1 The term adherence is used throughout this chapter in preference to compliance.
The impact of good communication on patient satisfaction is the best studied of these benefits. Ware and colleagues extensively reviewed the evidence for the validity of using patient satisfaction and other patient rating scales, concluding that patients' ratings of interpersonal aspects of care provide not only useful and valid information for quality assessment but also the best source of data on the interpersonal aspects of care.
Patients generally want more information than their physicians give them. The amount of information given to the patient strongly correlates with patient satisfaction. Physicians spend a small fraction of their time giving information, 1 minute out of 20, and believe that they spend more time than they actually do. Thus the correlation between the amount of information patients receive and their satisfaction with the visit is a strong and consistent observation in the medical literature.
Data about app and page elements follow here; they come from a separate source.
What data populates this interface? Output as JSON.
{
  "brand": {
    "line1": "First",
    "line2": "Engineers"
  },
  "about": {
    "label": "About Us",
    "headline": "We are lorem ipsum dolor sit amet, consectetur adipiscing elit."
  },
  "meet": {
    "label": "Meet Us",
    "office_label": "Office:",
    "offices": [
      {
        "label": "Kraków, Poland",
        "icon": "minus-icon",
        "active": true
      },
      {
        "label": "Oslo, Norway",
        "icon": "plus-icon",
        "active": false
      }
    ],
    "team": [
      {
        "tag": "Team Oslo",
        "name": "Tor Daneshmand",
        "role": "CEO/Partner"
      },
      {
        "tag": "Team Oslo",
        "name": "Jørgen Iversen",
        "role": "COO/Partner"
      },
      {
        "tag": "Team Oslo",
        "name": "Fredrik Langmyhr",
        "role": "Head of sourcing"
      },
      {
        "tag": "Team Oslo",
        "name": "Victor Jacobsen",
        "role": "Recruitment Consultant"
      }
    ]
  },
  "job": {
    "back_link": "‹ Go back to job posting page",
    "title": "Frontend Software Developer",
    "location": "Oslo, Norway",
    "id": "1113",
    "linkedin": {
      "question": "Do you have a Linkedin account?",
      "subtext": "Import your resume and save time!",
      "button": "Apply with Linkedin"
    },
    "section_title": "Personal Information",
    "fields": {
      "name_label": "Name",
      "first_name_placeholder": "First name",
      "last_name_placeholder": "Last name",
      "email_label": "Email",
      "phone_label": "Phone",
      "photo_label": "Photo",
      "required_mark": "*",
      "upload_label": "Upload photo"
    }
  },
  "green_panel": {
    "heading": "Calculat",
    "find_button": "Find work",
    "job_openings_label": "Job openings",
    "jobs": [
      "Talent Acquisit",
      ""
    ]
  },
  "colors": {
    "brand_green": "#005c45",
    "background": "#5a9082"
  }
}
Many other physician behaviors also correlate with satisfaction. These include courtesy, attention, listening, empathy, and sympathy. Patients whose physicians communicate and interpret emotions well and are friendly, concerned, take time to answer questions, and give explanations are more satisfied. Patients rate their physicians positively if they are encouraging, open, and attentive and negatively if they dominate the encounter.
Physicians' personal qualities are rated highly if the encounter centers on the patient rather than on the physician's concerns. Physicians who ask many directive questions and keep tight control over the interaction tend to have patients who feel that their physicians do not listen to them.
Buller MK, Buller DB: Physicians' communication style and patient satisfaction. J Health Soc Behav 1987;28:375.
Ware JE Jr, Hays RD: Methods for measuring patient satisfaction with specific medical encounters. Med Care 1988;26:393.
Physician satisfaction, although not as well studied as patient satisfaction, is very important for physicians' ...